If Southerners Want Monuments, Let’s Build Ones to Cornbread and Collards
We need monuments that unite us. Our food heritage is worth commemorating.
The felling of Confederate monuments all across the South is celebrated by many, but decried by others. Those of us who are glad to see them go know that they were erected with the express purpose of driving a skewed narrative about the Confederacy, celebrating a shameful chapter in the South’s history.
Then there are the Southerners who are angry and sad, and feel they are losing a part of their heritage. If you are in this camp, I do sympathize. While I may never convince you that these statues aren’t your true heritage, I am going to float something out there for you to consider.
Those of you who have lived in the South all your life, what is the first thing you think of when I say “the South”? Is it Confederate monuments? No! It’s cornbread and collard greens. It’s barbecue and sweet tea. It’s fried chicken and mashed potatoes. It’s pecan pie and peach cobbler.
This, my Southern brothers and sisters, is our heritage. It’s what makes us glad we were born in the South. Nowhere on the planet can you find better food on the table than in the South. Now I know I’m a bit biased, but ask any Southerner and they will tell you it’s true. It’s the one thing that we can all agree on. Even if we can’t agree whether slaw should be made with mayonnaise or barbecue sauce.
So I propose we start a campaign to erect monuments to our true heritage — our food. Charleston could have a monument to shrimp and grits. I would be proud for Atlanta to have a monument to the Varsity hot dog. Nashville’s monuments could be biscuits and banana pudding. Memphis would have a monument to the chopped pork sandwich. You get the idea.
Then, we could visit these great Southern cities and stand before the monuments to the food we grew up on, the food that feels like comfort and home. When we look up at these icons to great Southern cooks everywhere, we would be celebrating food that unites blacks and whites. We owe a debt of gratitude to the slaves who brought many of their foods and food traditions to the South with them, greatly influencing the dishes that show up on our tables today. Theses monuments would bring us together around a shared passion — our food. No one would be left out.
Food is a symbol of love. When our mothers and grandmothers put this food on the table, we knew we were loved. When we go home, what do we want to do? Eat at Mama’s table. Maybe we need a monument to Mama’s table.

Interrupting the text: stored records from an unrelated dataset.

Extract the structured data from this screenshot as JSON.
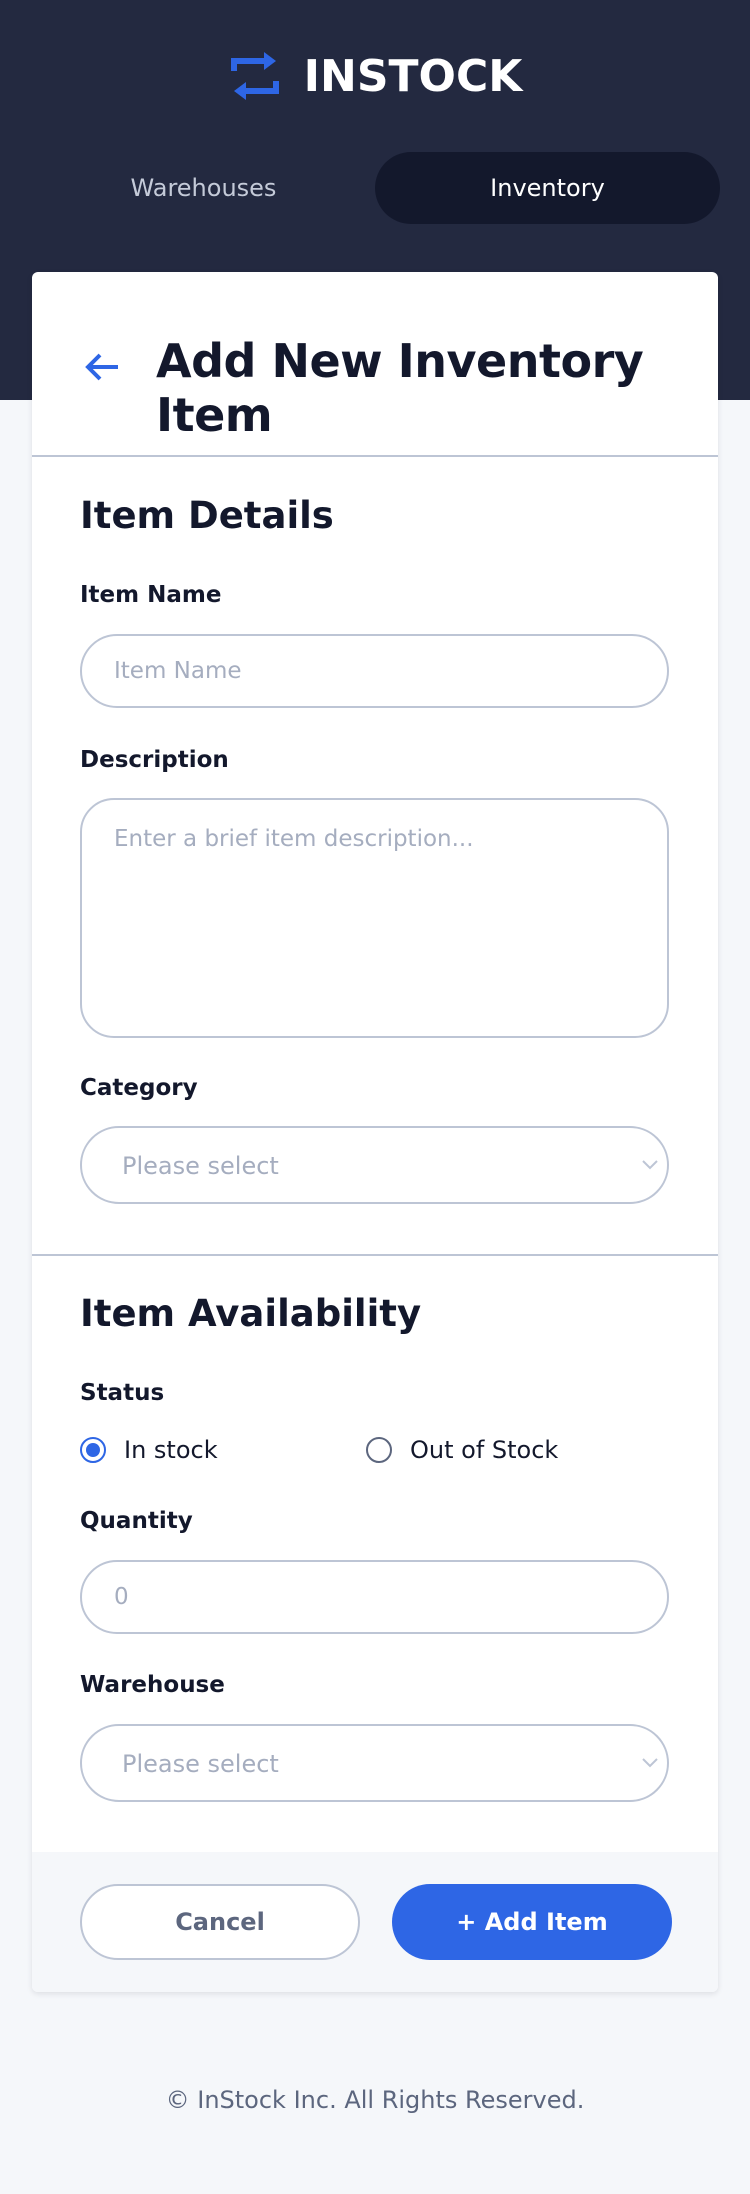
{
  "brand": {
    "name": "INSTOCK",
    "accent": "#2E66E5",
    "header_bg": "#232940"
  },
  "nav": {
    "tabs": [
      {
        "label": "Warehouses",
        "active": false
      },
      {
        "label": "Inventory",
        "active": true
      }
    ]
  },
  "page": {
    "title": "Add New Inventory Item",
    "back_icon": "arrow-back-icon"
  },
  "item_details": {
    "title": "Item Details",
    "item_name_label": "Item Name",
    "item_name_placeholder": "Item Name",
    "item_name_value": "",
    "description_label": "Description",
    "description_placeholder": "Enter a brief item description...",
    "description_value": "",
    "category_label": "Category",
    "category_value": "Please select"
  },
  "item_availability": {
    "title": "Item Availability",
    "status_label": "Status",
    "status_options": [
      {
        "label": "In stock",
        "checked": true
      },
      {
        "label": "Out of Stock",
        "checked": false
      }
    ],
    "quantity_label": "Quantity",
    "quantity_placeholder": "0",
    "quantity_value": "",
    "warehouse_label": "Warehouse",
    "warehouse_value": "Please select"
  },
  "actions": {
    "cancel_label": "Cancel",
    "add_label": "+ Add Item"
  },
  "footer": {
    "copyright": "© InStock Inc. All Rights Reserved."
  }
}
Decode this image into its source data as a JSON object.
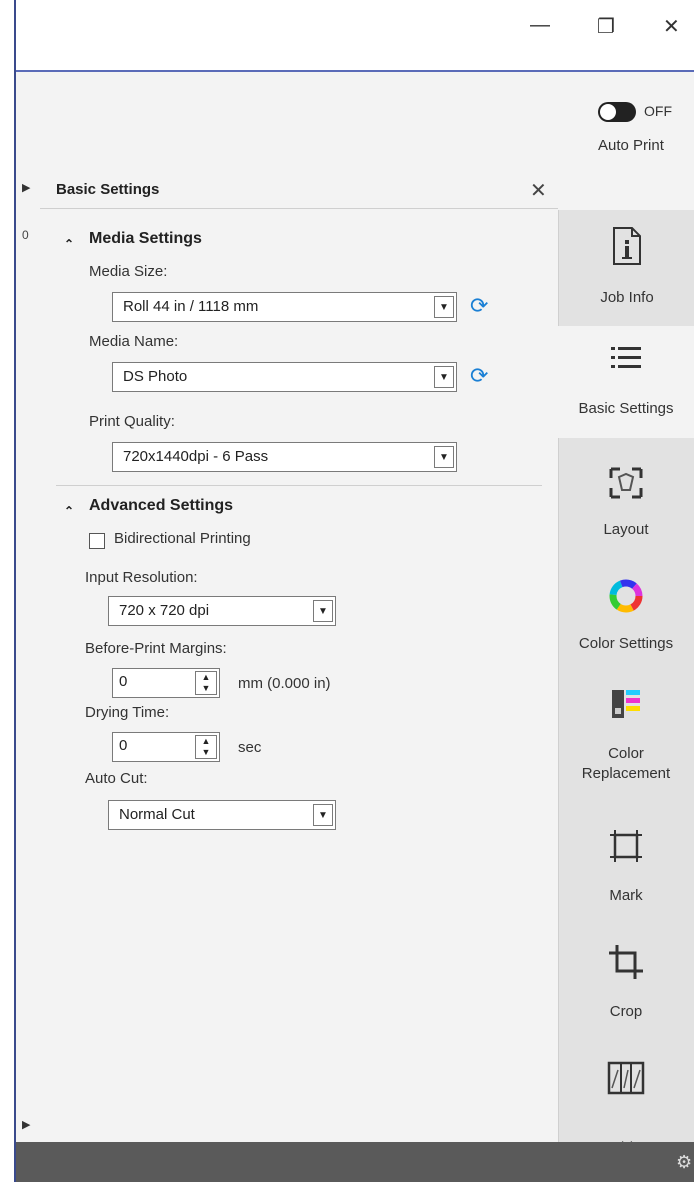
{
  "window": {
    "minimize_glyph": "—",
    "restore_glyph": "❐",
    "close_glyph": "✕"
  },
  "toolbar": {
    "auto_print_state": "OFF",
    "auto_print_label": "Auto Print"
  },
  "panel": {
    "title": "Basic Settings",
    "close_glyph": "✕",
    "media_settings": {
      "heading": "Media Settings",
      "media_size_label": "Media Size:",
      "media_size_value": "Roll 44 in / 1118 mm",
      "media_name_label": "Media Name:",
      "media_name_value": "DS Photo",
      "print_quality_label": "Print Quality:",
      "print_quality_value": "720x1440dpi - 6 Pass"
    },
    "advanced_settings": {
      "heading": "Advanced Settings",
      "bidirectional_label": "Bidirectional Printing",
      "bidirectional_checked": false,
      "input_resolution_label": "Input Resolution:",
      "input_resolution_value": "720 x 720 dpi",
      "before_print_margins_label": "Before-Print Margins:",
      "before_print_margins_value": "0",
      "before_print_margins_unit": "mm  (0.000 in)",
      "drying_time_label": "Drying Time:",
      "drying_time_value": "0",
      "drying_time_unit": "sec",
      "auto_cut_label": "Auto Cut:",
      "auto_cut_value": "Normal Cut"
    }
  },
  "nav": {
    "job_info": "Job Info",
    "basic_settings": "Basic Settings",
    "layout": "Layout",
    "color_settings": "Color Settings",
    "color_replacement_1": "Color",
    "color_replacement_2": "Replacement",
    "mark": "Mark",
    "crop": "Crop"
  },
  "left_strip": {
    "partial_char": "0"
  },
  "colors": {
    "accent": "#1a7fd4",
    "title_line": "#5a6bb8",
    "statusbar": "#5a5a5a"
  }
}
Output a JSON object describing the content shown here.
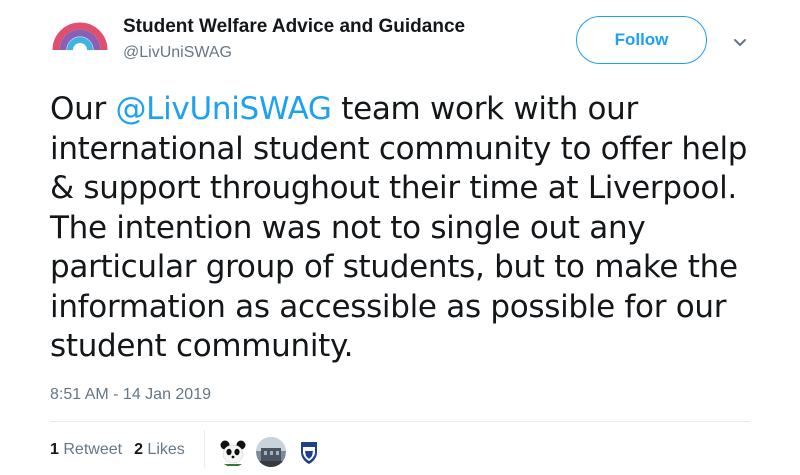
{
  "account": {
    "display_name": "Student Welfare Advice and Guidance",
    "handle": "@LivUniSWAG",
    "avatar_icon": "rainbow-arc-logo-icon"
  },
  "follow_label": "Follow",
  "menu_icon": "chevron-down-icon",
  "tweet": {
    "before_mention": "Our ",
    "mention": "@LivUniSWAG",
    "after_mention": " team work with our international student community to offer help & support throughout their time at Liverpool. The intention was not to single out any particular group of students, but to make the information as accessible as possible for our student community."
  },
  "timestamp": "8:51 AM - 14 Jan 2019",
  "stats": {
    "retweets_count": "1",
    "retweets_label": "Retweet",
    "likes_count": "2",
    "likes_label": "Likes"
  },
  "likers": [
    "panda-avatar-icon",
    "building-avatar-icon",
    "shield-crest-avatar-icon"
  ],
  "colors": {
    "accent": "#1da1f2",
    "secondary_text": "#657786",
    "divider": "#e6ecf0"
  }
}
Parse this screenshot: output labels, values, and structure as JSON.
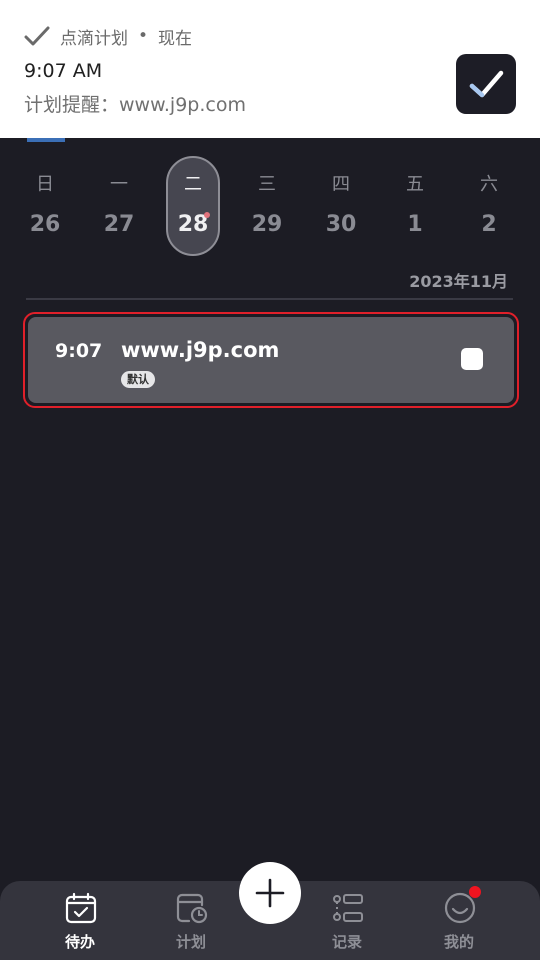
{
  "notification": {
    "app_name": "点滴计划",
    "separator": "•",
    "when": "现在",
    "time": "9:07 AM",
    "body": "计划提醒：www.j9p.com"
  },
  "calendar": {
    "days": [
      {
        "weekday": "日",
        "date": "26"
      },
      {
        "weekday": "一",
        "date": "27"
      },
      {
        "weekday": "二",
        "date": "28",
        "selected": true
      },
      {
        "weekday": "三",
        "date": "29"
      },
      {
        "weekday": "四",
        "date": "30"
      },
      {
        "weekday": "五",
        "date": "1"
      },
      {
        "weekday": "六",
        "date": "2"
      }
    ],
    "month": "2023年11月"
  },
  "task": {
    "time": "9:07",
    "title": "www.j9p.com",
    "tag": "默认"
  },
  "nav": {
    "items": [
      {
        "label": "待办",
        "icon": "todo-calendar-icon",
        "active": true
      },
      {
        "label": "计划",
        "icon": "plan-clock-icon"
      },
      {
        "label": "记录",
        "icon": "record-list-icon"
      },
      {
        "label": "我的",
        "icon": "smile-face-icon"
      }
    ],
    "add_icon": "plus-icon"
  },
  "colors": {
    "background": "#1c1c24",
    "card": "#595960",
    "highlight_border": "#e0202a",
    "badge": "#f01420",
    "event_dot": "#e2737d"
  }
}
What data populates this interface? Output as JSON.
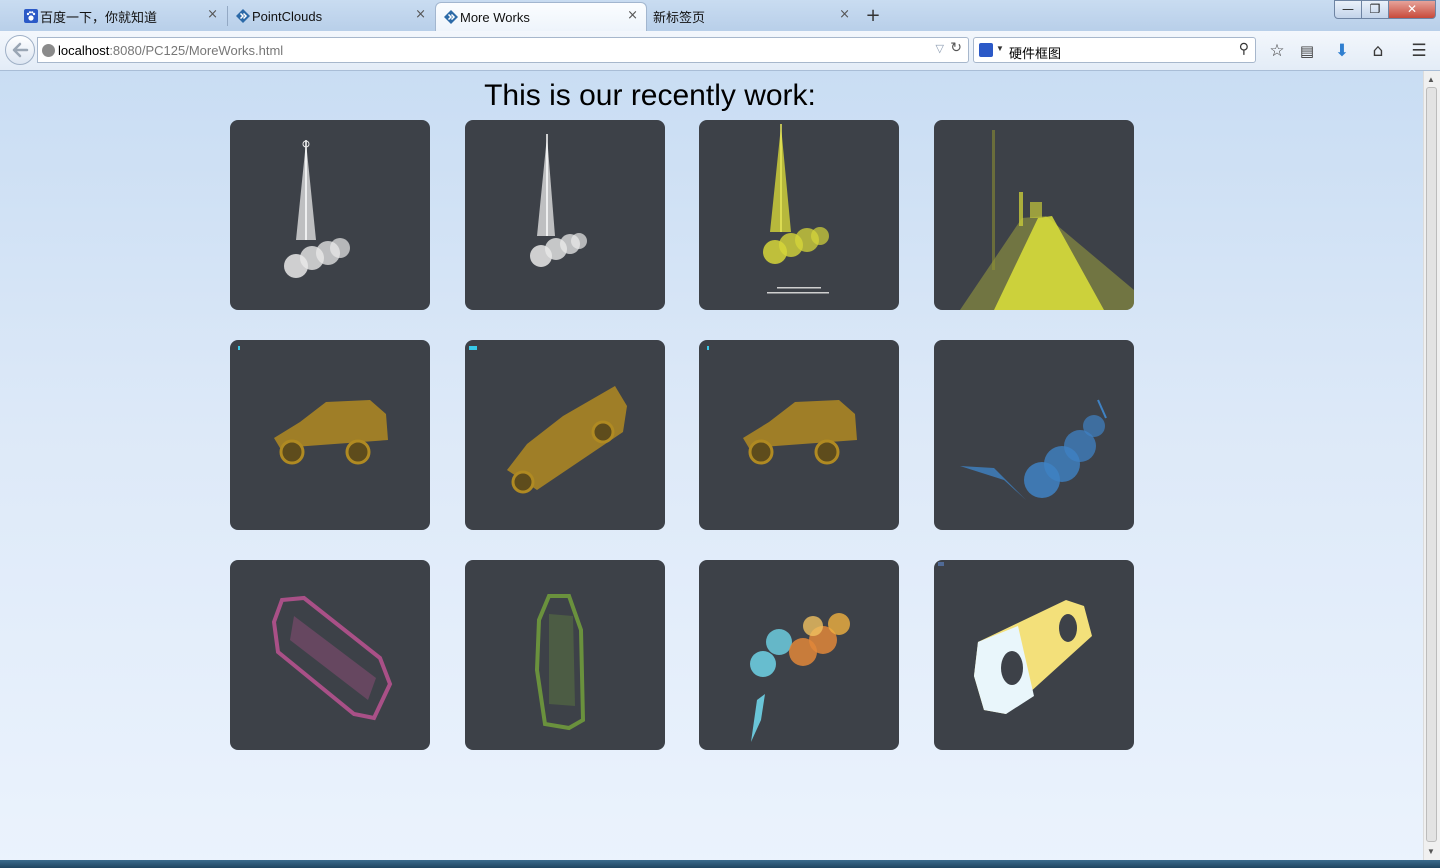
{
  "browser": {
    "tabs": [
      {
        "title": "百度一下，你就知道",
        "icon": "baidu-paw-icon",
        "active": false
      },
      {
        "title": "PointClouds",
        "icon": "diamond-arrow-icon",
        "active": false
      },
      {
        "title": "More Works",
        "icon": "diamond-arrow-icon",
        "active": true
      },
      {
        "title": "新标签页",
        "icon": "",
        "active": false
      }
    ],
    "new_tab_symbol": "+",
    "close_symbol": "×",
    "window_controls": {
      "minimize": "—",
      "maximize": "❐",
      "close": "✕"
    },
    "url_host": "localhost",
    "url_rest": ":8080/PC125/MoreWorks.html",
    "search_query": "硬件框图",
    "toolbar_icons": [
      "bookmark-star-icon",
      "reader-list-icon",
      "downloads-arrow-icon",
      "home-icon",
      "menu-icon"
    ]
  },
  "page": {
    "title": "This is our recently work:",
    "gallery": [
      {
        "subject": "tree-point-cloud",
        "color": "#e9e9e9"
      },
      {
        "subject": "tree-point-cloud",
        "color": "#e9e9e9"
      },
      {
        "subject": "tree-point-cloud",
        "color": "#d6d63a"
      },
      {
        "subject": "road-point-cloud",
        "color": "#e4e83a"
      },
      {
        "subject": "car-point-cloud",
        "color": "#b08a22"
      },
      {
        "subject": "car-point-cloud",
        "color": "#b08a22"
      },
      {
        "subject": "car-point-cloud",
        "color": "#b08a22"
      },
      {
        "subject": "tree-point-cloud",
        "color": "#3f82c4"
      },
      {
        "subject": "car-point-cloud",
        "color": "#b5528e"
      },
      {
        "subject": "car-point-cloud",
        "color": "#6f9a3c"
      },
      {
        "subject": "tree-point-cloud",
        "color": "#6fd4e8"
      },
      {
        "subject": "car-point-cloud",
        "color": "#f3e07a"
      }
    ]
  },
  "colors": {
    "tile_bg": "#3d4148",
    "page_bg_top": "#c9ddf3",
    "page_bg_bottom": "#ebf3fd"
  }
}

It could be a larger than life-sized sculpture of a family gathered around a table laden with the food of the South, food that is an amalgamation of cultures, races and regions. The people around the table should be black and white and brown. Everyone would be laughing, all talking at once, eating and loving.
Call me crazy, but this Southerner would travel all over the South to see monuments that brought us together around the table, instead of ones that divide us and feel like anything but love. We could eat our way around the South, breaking bread together in a spirit of unity and respect.
There is so much about the South to love and be proud of. Magnolia blossoms. Spanish moss. Beaches. Mountains. Friendly people. A more leisurely pace of life. Great weather. Coming together around the table sharing the food of our ancestors. Did I mention barbecue? These things are our true heritage.
Let’s build monuments to love. We’ve had monuments to hate long enough.